It’s a paradoxical demand we place on novelists. They must create something utterly fictional, but utterly real. And what horrible pressure: even the worst writer will know immediately if the writing is flawed. We’ve all read many more books than we have written, a statistic which makes us “experts” on the craft. And yet the best reader can write terrible books again and again. Maybe reading those books is penance for an author’s own bad writing. Maybe there’s a price to pay for putting words into the world. You have to do time for the trade you love. At least let that time be spent on the beach.

Portugal and Portuguy

We’re here in Cascais (“Cash-Cash”), Portugal, about 30 minutes from Lisbon. So far so good. We found a park with wandering peacocks and kennels of white rabbits. The bbf is excited because Culture Club is playing in the Irish bar where we internet. Portuguese beach kids are way cute – confirming that the English parents did, in fact, kidnap Madeleine. The policia just needed an outsider’s perspective to solve that one.

Thong bikinis – still popular.

Smoking – not as popular.

Speedos – only popular if they’re bulging.

Let me stop and clarify for a second that all my friends hate me because I’m here. So I don’t want to show off about the pristine beaches and the bunny rabbits and the citadels and such. Maybe I should just chronicle the bad stuff. Like I’m pretty sure I saw some poodle shit on the cobbled street earlier. Right before I bought ripe cherries from a street vendor and had my picture taken on a castle wall. And I got a grain of sand in my eye while I was tanning. So it’s not all roses here. But they do climb the walls of my apartment.

I’m sure we’ll eventually have a day of bad weather or at least some GI problems. But for now, we like the local beer, we like the green wine, we like the Right Said Fred video playing on the pub TV (local beer helps), we like that no one has tried to sell us heroin yet, and we like watching the teenagers making out in the ocean. It’s like they’ve never kissed anyone before – it’s beautiful.

But we wish we could share our trip with everyone. So if you want to give me your mailing address, I’ll send you a postcard. I won’t even charge you like this guy. And I promise to write you something insensible, maybe in broken Portuguese. Quick, get your postcard while you can. This place will only exist while I’m here. It’s called global solipsism, and it only works for me.

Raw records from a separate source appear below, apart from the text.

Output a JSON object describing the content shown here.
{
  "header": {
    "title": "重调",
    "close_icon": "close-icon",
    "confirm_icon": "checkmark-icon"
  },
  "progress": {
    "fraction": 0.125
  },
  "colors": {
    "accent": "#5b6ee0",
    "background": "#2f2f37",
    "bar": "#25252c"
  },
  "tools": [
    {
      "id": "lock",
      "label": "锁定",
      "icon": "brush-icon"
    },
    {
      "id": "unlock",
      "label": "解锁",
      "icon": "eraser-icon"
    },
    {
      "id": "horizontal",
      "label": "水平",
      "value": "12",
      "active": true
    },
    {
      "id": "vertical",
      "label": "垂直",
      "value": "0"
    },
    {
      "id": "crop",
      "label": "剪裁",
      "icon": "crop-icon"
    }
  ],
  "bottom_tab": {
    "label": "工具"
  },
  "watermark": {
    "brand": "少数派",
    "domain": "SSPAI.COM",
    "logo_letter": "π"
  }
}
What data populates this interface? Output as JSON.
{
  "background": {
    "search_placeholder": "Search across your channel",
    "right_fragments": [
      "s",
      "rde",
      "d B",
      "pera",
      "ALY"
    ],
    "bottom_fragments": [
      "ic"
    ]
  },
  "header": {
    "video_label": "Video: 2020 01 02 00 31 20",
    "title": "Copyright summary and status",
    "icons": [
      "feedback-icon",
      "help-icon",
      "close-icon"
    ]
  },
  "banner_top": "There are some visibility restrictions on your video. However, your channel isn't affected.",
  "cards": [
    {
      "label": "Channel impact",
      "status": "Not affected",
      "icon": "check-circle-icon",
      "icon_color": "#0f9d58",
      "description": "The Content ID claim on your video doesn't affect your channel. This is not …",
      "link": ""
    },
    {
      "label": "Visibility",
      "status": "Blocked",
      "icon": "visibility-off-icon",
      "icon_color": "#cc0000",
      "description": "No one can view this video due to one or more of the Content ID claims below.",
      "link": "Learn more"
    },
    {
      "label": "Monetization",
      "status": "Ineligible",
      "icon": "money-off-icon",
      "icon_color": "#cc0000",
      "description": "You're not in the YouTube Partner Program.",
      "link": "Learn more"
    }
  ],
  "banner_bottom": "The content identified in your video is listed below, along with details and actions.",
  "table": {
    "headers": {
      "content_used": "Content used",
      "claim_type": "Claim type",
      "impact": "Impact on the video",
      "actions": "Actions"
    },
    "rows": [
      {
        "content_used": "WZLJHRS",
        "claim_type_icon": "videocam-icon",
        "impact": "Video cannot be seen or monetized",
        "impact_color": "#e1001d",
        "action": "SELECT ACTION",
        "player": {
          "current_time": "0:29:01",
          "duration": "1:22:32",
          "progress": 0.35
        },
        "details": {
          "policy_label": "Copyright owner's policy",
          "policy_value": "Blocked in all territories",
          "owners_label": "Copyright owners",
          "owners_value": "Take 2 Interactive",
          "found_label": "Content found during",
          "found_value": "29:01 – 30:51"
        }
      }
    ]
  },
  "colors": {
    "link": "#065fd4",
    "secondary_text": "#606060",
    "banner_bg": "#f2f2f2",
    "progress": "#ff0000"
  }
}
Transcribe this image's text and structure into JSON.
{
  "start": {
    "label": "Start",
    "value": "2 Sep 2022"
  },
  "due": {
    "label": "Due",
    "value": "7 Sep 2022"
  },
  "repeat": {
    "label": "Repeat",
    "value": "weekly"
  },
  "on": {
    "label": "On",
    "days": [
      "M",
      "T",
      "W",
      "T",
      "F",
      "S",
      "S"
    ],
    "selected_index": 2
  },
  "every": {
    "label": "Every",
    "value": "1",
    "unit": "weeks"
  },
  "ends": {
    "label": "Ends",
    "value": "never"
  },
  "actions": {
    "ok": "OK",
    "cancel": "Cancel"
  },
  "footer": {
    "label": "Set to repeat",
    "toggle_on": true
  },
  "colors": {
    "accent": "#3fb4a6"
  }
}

I am seriously about to scratch off my big toe

Which came first – the New Yorker article or the bee sting? And if bees are so extinct, why is there one embedded in my foot? I wasn’t even trying.